Scan the material below for the string "this", and copy every line where it shows up.
--- Supplied material ---
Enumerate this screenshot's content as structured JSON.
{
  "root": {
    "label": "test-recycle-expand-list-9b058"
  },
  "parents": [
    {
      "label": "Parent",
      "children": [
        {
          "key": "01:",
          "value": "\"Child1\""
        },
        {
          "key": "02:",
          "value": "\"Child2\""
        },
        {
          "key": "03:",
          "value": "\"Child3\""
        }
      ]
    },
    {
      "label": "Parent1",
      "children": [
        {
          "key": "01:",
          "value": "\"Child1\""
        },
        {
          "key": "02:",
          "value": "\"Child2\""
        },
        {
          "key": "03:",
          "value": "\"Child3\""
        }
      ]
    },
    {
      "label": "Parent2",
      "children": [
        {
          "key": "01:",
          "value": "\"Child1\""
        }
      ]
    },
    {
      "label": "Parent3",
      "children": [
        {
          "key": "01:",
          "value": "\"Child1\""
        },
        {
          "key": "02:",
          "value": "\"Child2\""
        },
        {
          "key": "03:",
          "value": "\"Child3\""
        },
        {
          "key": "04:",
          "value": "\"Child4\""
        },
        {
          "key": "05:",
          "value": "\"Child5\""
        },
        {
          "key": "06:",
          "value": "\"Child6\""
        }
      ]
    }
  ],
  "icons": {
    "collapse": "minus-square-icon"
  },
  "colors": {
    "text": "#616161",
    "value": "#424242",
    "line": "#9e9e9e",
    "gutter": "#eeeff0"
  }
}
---
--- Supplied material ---
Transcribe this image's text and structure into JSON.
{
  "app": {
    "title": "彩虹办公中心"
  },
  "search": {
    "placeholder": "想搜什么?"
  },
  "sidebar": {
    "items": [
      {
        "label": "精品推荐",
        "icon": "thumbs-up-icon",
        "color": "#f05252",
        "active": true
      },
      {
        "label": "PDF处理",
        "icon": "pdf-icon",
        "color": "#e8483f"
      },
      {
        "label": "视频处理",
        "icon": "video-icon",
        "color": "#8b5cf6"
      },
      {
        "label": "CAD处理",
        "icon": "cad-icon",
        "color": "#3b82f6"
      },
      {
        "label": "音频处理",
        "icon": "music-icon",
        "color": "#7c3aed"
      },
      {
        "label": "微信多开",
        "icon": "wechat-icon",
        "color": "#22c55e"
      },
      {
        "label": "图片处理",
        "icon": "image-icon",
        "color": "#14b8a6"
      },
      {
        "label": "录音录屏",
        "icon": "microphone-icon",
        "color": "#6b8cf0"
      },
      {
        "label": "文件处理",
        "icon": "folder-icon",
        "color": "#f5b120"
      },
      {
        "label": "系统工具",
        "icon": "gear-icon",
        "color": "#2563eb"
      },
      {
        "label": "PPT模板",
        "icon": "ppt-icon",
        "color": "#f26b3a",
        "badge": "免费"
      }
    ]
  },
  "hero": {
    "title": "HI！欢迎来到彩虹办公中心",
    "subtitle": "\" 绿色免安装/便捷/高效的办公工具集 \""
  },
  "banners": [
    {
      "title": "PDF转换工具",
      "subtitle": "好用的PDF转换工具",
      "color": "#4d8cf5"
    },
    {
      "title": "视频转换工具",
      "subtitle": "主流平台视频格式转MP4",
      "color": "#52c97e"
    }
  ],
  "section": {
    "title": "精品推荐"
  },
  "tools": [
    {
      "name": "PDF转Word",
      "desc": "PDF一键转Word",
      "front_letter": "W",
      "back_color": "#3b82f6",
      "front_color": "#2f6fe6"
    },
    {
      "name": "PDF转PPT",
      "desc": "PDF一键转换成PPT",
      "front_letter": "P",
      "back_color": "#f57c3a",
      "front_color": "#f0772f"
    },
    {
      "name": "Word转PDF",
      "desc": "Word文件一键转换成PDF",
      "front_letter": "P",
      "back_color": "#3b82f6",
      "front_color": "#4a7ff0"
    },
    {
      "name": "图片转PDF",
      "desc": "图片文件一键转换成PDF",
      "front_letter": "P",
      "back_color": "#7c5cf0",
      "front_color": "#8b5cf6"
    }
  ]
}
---
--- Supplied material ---
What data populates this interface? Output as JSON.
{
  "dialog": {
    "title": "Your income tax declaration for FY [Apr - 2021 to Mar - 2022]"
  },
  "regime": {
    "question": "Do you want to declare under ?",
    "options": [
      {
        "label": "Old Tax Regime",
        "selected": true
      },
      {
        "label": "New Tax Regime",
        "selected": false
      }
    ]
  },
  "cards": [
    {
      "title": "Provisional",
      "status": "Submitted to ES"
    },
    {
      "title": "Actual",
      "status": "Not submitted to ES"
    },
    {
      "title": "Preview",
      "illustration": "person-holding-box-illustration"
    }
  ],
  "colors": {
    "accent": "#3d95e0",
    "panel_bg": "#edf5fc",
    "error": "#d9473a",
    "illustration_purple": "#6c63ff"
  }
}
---
= Task response =
Enumerate this screenshot's content as structured JSON.
Transcribe this image's text and structure into JSON.
What data populates this interface? Output as JSON.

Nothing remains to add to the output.